Michael J. Meurer
Although the paradigmatic defendant in a patent infringement lawsuit is a vertically integrated manufacturer, modern supply chains now include many different businesses, each of which must contemplate the risk of patent infringement when entering into the contracts to form those chains. This paper provides some guidance on best practices for terms of indemnification agreements that address both efficient risk management and effective bargaining against a patent-plaintiff.
Mark Lemley and Timothy Simcoe
This paper explores what happens when standard-essential patents (SEPs) go to court. The authors found that, contrary to their expectations, SEPs are more likely to be held valid than non-SEP patents, but they are significantly less likely to be infringed. In other words, SEPs, once in court, do not seem to be all that essential. One cause, the authors found, comes from the assertion of SEP patent rights by so-called patent trolls, which has implications in policy debates over both SEPs and patent trolls.
Susan Helper, Raphael Martins, Robert Seamans
This paper offers several predictions about how Industry 4.0 – the coordinated use of robots, sensors, AI, and other digitally-enabled technologies in manufacturing – will affect which firms and occupations capture value in manufacturing. Using in-depth interviews with manufacturers that are part of the automotive value chain, the authors find that value migration within firms likely affects whether and how value migration occurs across firms.
Emek Basker and Timothy Simcoe
This paper presents an in-depth quantitative analysis of the diffusion and impacts of the Universal Product Code (UPC). The authors find evidence of two-sided network effects in the diffusion process, and that employment and trademark registrations increase following UPC adoption by manufacturers or wholesalers. The findings suggest that barcodes, scanning, and related technologies helped stimulate variety-enhancing product innovation and encourage the growth of international retail supply chains.
Since the 1980s, US industries have become increasingly dominated by large firms across almost all sectors.

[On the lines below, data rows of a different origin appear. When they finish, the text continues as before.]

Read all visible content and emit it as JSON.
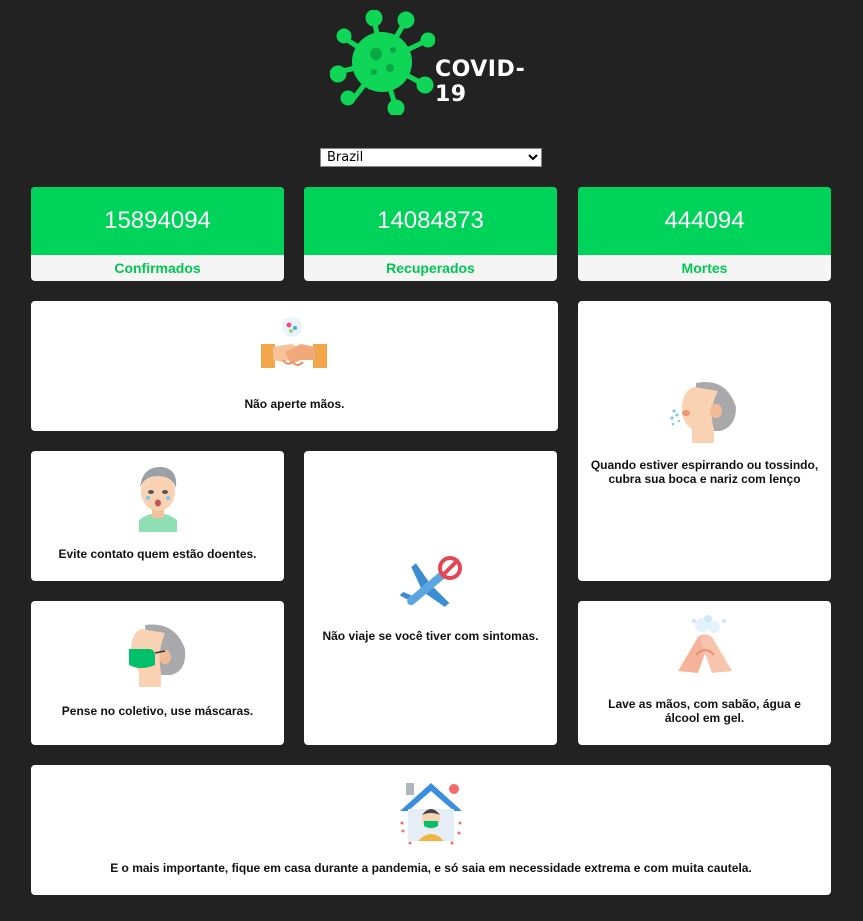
{
  "header": {
    "title": "COVID-19",
    "logo_icon": "virus-icon"
  },
  "country_select": {
    "selected": "Brazil",
    "options": [
      "Brazil"
    ]
  },
  "stats": [
    {
      "value": "15894094",
      "label": "Confirmados"
    },
    {
      "value": "14084873",
      "label": "Recuperados"
    },
    {
      "value": "444094",
      "label": "Mortes"
    }
  ],
  "colors": {
    "background": "#222222",
    "accent": "#00d35a",
    "card": "#ffffff"
  },
  "tips": {
    "handshake": {
      "text": "Não aperte mãos.",
      "icon": "handshake-icon"
    },
    "cough": {
      "text": "Quando estiver espirrando ou tossindo, cubra sua boca e nariz com lenço",
      "icon": "cough-icon"
    },
    "sick_contact": {
      "text": "Evite contato quem estão doentes.",
      "icon": "sick-person-icon"
    },
    "travel": {
      "text": "Não viaje se você tiver com sintomas.",
      "icon": "no-travel-icon"
    },
    "mask": {
      "text": "Pense no coletivo, use máscaras.",
      "icon": "mask-icon"
    },
    "wash": {
      "text": "Lave as mãos, com sabão, água e álcool em gel.",
      "icon": "hand-wash-icon"
    },
    "stay_home": {
      "text": "E o mais importante, fique em casa durante a pandemia, e só saia em necessidade extrema e com muita cautela.",
      "icon": "stay-home-icon"
    }
  }
}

Why? One possibility is that large firms have become dominant because antitrust authorities have allowed too many mergers and acquisitions. James Bessen explores another possibility: that leading firms have been better at harnessing information technology (IT) for competitive advantage, allowing them to grow faster.
Research Summary: Why are large firms becoming more dominant?